A WHOLE FESTIVAL OF CHRISTMAS TREE WORMSChristmas Tree Worms (Neil Hobgood Wiki)

Credits: Melinda Riger (G B Scuba); Nick Hobgood; Betty Wills; Video by ‘Super Sea Monkey’;Reef Collage by RH; MarineBio; Wikibits & Magpie Pickings

Happy Christmas to all those who put up with RH with such fortitude
blue_christmas_tree_worm-betty-wills-wiki

CHRISTMAS TREE WORMS: FABULOUSLY FESTIVE


christmas-tree-worms-adam-rees-scuba-works-copy

CHRISTMAS TREE WORMS: FABULOUSLY FESTIVE

music-notes-clip-art-png-music“Deck the Reefs with Worms Like Christmas Trees… Fal-La-La-etc-etc ” is a traditional Carol familiar to all. Well, most. Ok, some, then. Oh right – maybe with different words.
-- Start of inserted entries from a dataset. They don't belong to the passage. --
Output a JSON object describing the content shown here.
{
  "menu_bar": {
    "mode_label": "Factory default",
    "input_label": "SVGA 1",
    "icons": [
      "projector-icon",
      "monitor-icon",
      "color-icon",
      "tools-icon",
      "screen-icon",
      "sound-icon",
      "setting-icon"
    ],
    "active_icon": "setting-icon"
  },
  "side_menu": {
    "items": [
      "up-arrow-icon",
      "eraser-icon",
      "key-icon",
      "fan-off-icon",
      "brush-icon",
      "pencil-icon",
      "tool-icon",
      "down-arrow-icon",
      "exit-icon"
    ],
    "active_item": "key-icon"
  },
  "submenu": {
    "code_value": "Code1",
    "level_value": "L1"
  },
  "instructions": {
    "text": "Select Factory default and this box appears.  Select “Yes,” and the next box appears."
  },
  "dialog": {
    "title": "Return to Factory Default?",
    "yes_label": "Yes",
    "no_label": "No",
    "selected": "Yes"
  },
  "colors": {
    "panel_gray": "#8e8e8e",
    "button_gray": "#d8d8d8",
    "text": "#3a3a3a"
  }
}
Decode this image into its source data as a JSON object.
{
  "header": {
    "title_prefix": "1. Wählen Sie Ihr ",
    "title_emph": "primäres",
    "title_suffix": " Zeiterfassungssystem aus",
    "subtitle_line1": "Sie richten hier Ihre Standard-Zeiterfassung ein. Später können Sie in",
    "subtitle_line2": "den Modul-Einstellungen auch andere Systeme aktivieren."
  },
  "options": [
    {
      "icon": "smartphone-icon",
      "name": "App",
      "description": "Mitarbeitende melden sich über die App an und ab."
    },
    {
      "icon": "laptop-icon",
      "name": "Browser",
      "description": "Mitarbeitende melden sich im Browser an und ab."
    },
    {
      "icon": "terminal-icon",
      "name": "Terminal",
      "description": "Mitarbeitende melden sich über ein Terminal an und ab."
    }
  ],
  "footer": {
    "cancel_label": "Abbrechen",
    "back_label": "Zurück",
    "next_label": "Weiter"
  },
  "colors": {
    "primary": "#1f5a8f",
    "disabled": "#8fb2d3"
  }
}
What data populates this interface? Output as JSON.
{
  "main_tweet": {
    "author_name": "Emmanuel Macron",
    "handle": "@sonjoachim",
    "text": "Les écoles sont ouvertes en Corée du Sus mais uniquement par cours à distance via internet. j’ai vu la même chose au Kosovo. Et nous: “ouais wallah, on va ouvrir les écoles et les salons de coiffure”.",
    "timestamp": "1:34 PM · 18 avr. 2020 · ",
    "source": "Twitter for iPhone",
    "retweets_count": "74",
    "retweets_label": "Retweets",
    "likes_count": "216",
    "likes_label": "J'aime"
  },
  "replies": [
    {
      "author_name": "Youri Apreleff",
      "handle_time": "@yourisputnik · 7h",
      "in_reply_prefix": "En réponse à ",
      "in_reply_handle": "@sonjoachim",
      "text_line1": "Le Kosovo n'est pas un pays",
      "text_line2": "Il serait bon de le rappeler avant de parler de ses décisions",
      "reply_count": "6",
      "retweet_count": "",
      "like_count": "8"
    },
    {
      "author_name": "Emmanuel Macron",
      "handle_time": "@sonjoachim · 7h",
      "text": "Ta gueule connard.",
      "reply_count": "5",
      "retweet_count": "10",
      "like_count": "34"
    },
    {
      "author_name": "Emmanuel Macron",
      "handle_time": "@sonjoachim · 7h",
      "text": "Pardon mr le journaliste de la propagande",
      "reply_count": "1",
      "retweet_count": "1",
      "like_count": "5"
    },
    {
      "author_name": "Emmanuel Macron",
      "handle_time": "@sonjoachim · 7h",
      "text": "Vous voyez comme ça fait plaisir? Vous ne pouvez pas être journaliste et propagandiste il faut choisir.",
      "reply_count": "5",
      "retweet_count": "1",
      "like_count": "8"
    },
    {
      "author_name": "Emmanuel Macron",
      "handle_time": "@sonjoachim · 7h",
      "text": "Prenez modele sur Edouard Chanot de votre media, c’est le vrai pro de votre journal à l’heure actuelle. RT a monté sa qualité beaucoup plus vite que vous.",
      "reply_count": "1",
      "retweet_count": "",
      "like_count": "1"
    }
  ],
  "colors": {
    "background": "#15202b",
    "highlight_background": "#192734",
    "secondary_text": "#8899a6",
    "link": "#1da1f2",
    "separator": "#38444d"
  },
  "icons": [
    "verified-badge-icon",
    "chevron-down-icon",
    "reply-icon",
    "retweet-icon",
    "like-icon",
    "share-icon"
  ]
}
Anyway, now is as good time as any to take a look at these remarkable plants creatures and subsurface symbols of good cheer.

christmas-tree-worm-melinda-riger-g-b-scuba
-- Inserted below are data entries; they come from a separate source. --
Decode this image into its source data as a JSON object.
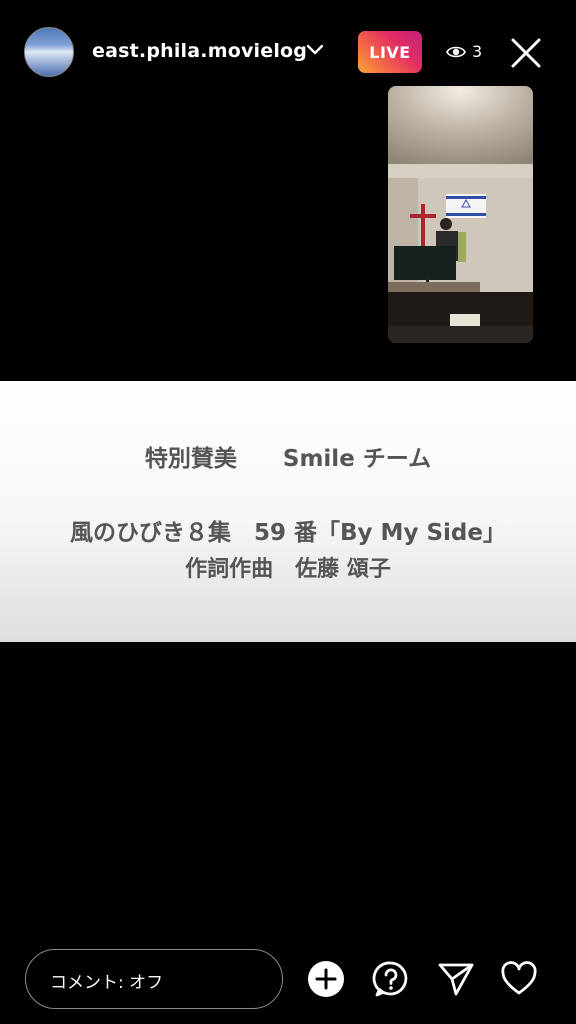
{
  "header": {
    "username": "east.phila.movielog",
    "live_label": "LIVE",
    "viewer_count": "3"
  },
  "title_card": {
    "line1": "特別賛美　　Smile チーム",
    "line2": "風のひびき８集　59 番「By My Side」",
    "line3": "作詞作曲　佐藤 頌子"
  },
  "bottom": {
    "comment_placeholder": "コメント: オフ"
  },
  "icons": {
    "avatar": "avatar-image",
    "username_dropdown": "chevron-down-icon",
    "viewers": "eye-icon",
    "close": "close-icon",
    "add": "plus-circle-icon",
    "question": "question-bubble-icon",
    "send": "paper-plane-icon",
    "like": "heart-icon"
  },
  "colors": {
    "background": "#000000",
    "live_gradient": [
      "#f7a534",
      "#c2217c"
    ],
    "title_card_text": "#555555"
  }
}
10 CHRISTMAS TREE WORM FACTS TO PONDER

  • The 2 colourful spirals are not the worm, but complex structures for feeding & respiration
  • The spirals act as specialised mouth extensions for ‘filter-feeding’
  • Prey is trapped by the feathery tentacles & guided by cilia (microscopic hairs) to the mouth
  • The tentacle things are radioles and act as gills for breathing as well as prey traps
  • It is not believed that prey slide down the spiral to their doom, like on a helter-skelter

christmas-tree-worms-melinda-riger-g-b-scuba

  • The actual worm lives in a sort of segmented tube, with extremely limited mobility skills
  • It contains digestive, circulatory & nervous systems – and a brain in the middle of it all
  • The worm also has a tiny drainage tube (I think I have this right) for excretion etc
  • They embed themselves into heads of coral such as brain coral. And stay there
  • And yes, the Christmas trees are retractable…

spirobranchus_giganteus_orange_christmas_tree_worm-nick-hobgood-wiki

HOW DO THE WORMS… YOU KNOW…  ER… REPRODUCE?

This is a delicate area. They don’t tend to talk about it much, but as far as I can make out they eject gametes from their what-I-said-above. There are mummy and daddy CTWs, and their respective gametes (eggs and spermatozoa) drift in the current and presumably into each other to complete the union. The fertilised eggs develop into larvae, which settle onto coral and burrow into it, build their protective tubes and the process begins again.

christmas_tree_worm-nick-hobgood-wiki

LOOK, YOU DON’T REALLY UNDERSTAND THESE CREATURES, DO YOU?

I won’t lie. I found it hard to work out how the CTWs function in practice. There are plenty of resources showing them in their full glory, but that only takes one so far. Then I came across a short video that shows it all brilliantly simply (except for the reproduction part). So maybe I should have just posted this first and saved you (and me) some trouble…

The worm, invisible in its coral burrow, hoists its pair of trees. You can easily see small particles – possibly zooplankton – drifting in the water, and the radioles swaying to catch potential food. Bingo. It all makes sense! Next: the New Year Worm

Credits: Melinda Riger (G B Scuba); Adam Rees (Scuba Works); Nick Hobgood; Betty Wills; Absolutely Wild Visuals; MarineBio; Wikibits & Magpie Pickings

blue_christmas_tree_worm-betty-wills-wiki